SANESA School’s League Finals 2007
Trunks were packed; horseboxes parked. Horses were bathed, plaited, and locked away safely in clean stables. Children were dopey eyed but excited and no-one closed an eyelid that night. All in all, nothing unusual for the night before a SANESA show… It was only as I sat in the que along the dirt road checking my watch and feeling the icy fingers of panic slowly crawling along my spine in the knowledge that, no, I was not going to make the course walk, that it finally dawned on me – this was the FINALS…
Having being to the School’s league Finals at Eaton Farm before, I knew what to expect, but of course nothing prepares you for the onslaught of ponies, kids, parents, cars, dust and chaos that hits you as you drive through the gates!
I was pleasantly surprised, because apart from the parking crisis, the day really went very smoothly! Classes went off like clockwork and by the afternoon, the showjumping classes were even running early.

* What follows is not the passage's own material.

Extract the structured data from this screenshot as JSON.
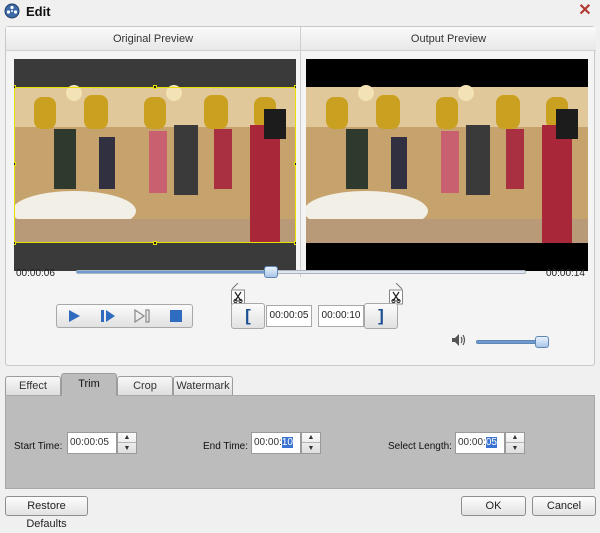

Unheard of.
The Dressage and Showing classes held earlier that weekend seemed to go without too much incident, and I received positive feedback from proud parents, who agreed that although nobody wants to truck out to the same venue twice in one weekend, it really was not all that bad.
Hats off to the organizers, as arranging over 2500 entries cannot be an easy task and really, classes went smoother than I can remember at any Final before.

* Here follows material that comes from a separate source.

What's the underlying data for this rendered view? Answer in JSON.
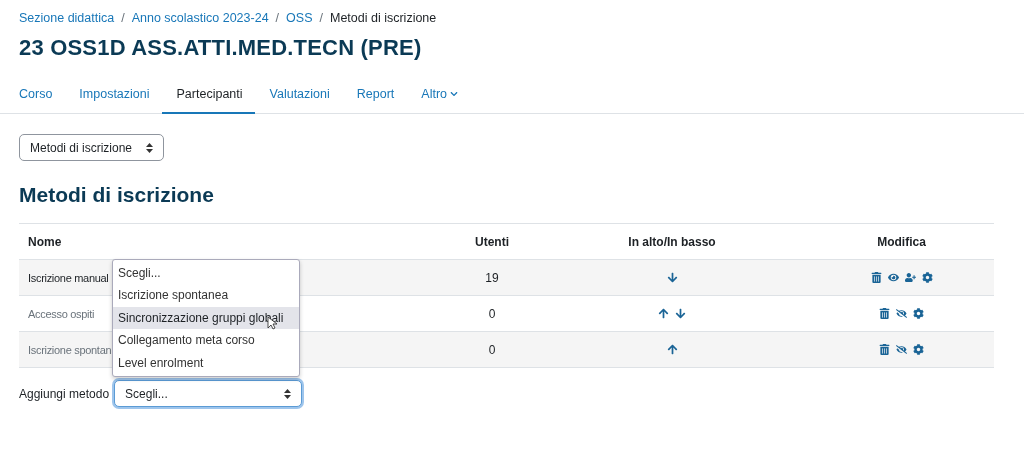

The Joburg crowd was quite jealous of the Pretoria riders, who were sporting rather smart T-Shirts, and maybe next year they will rise to the challenge and create masterpieces of their own! Good thinking on the Pretoria team’s part!
There were the usual spills and thrills, and the Showjumping and Equitation courses were well-built, full of tight turns and tended to slow all but the bravest and tiniest little dynamite sticks, giving everyone a pretty fair chance. Warm-Up arenas were less crowded than I expected and it seems more and more riders are finally getting the hang of remembering the rules applicable, so less head on collisions! The Laser timers really had the riders excited and they finally felt like they were at a ‘real’ THS show!
I have only one complaint, or shall we call it an observation... Is it easier to tell your friends that you retired from the jump-off , as opposed to admitting you had a pole and put yourself out of the running? It seemed every other rider chose to retire immediately after knocking a pole in the jump-off, rather than finish with a score for the school and team? The horses were not out of control, not lame and even looked surprised to have their fun stopped at fence 3! Come on guys - where is the sense of sportsmanship, the sense of fun and the pride? There is no shame at having a pole down! Come on parents - you need to impress the value of pushing through to the end, and the love of the sport and I did not see that on Sunday! I am seeing this more and more in the important classes, and I think it is a shame. Let's impress the importance of finishing the race, of pushing through to the end and to not be scared of admitting failure!
I did not venture into the catering area, as it seemed that the que never got any shorter, but the smells coming from the back were divinity. (I allow the catering team at Eaton any mistake since they surprised me at a SANESA Show by supplying Amstel long after it had disappeared from the shop shelves a few weeks ago… heaven!)
Driving back that evening in a dusty car, very tired, very dirty and very sunburned, I decided it was a very good thing there was only one SANESA Final every year and thank goodness we had managed to survive another one… I do feel the need to abstain from going any closer than 100m from any horse after this, but I am sure the feeling will wear out – eventually.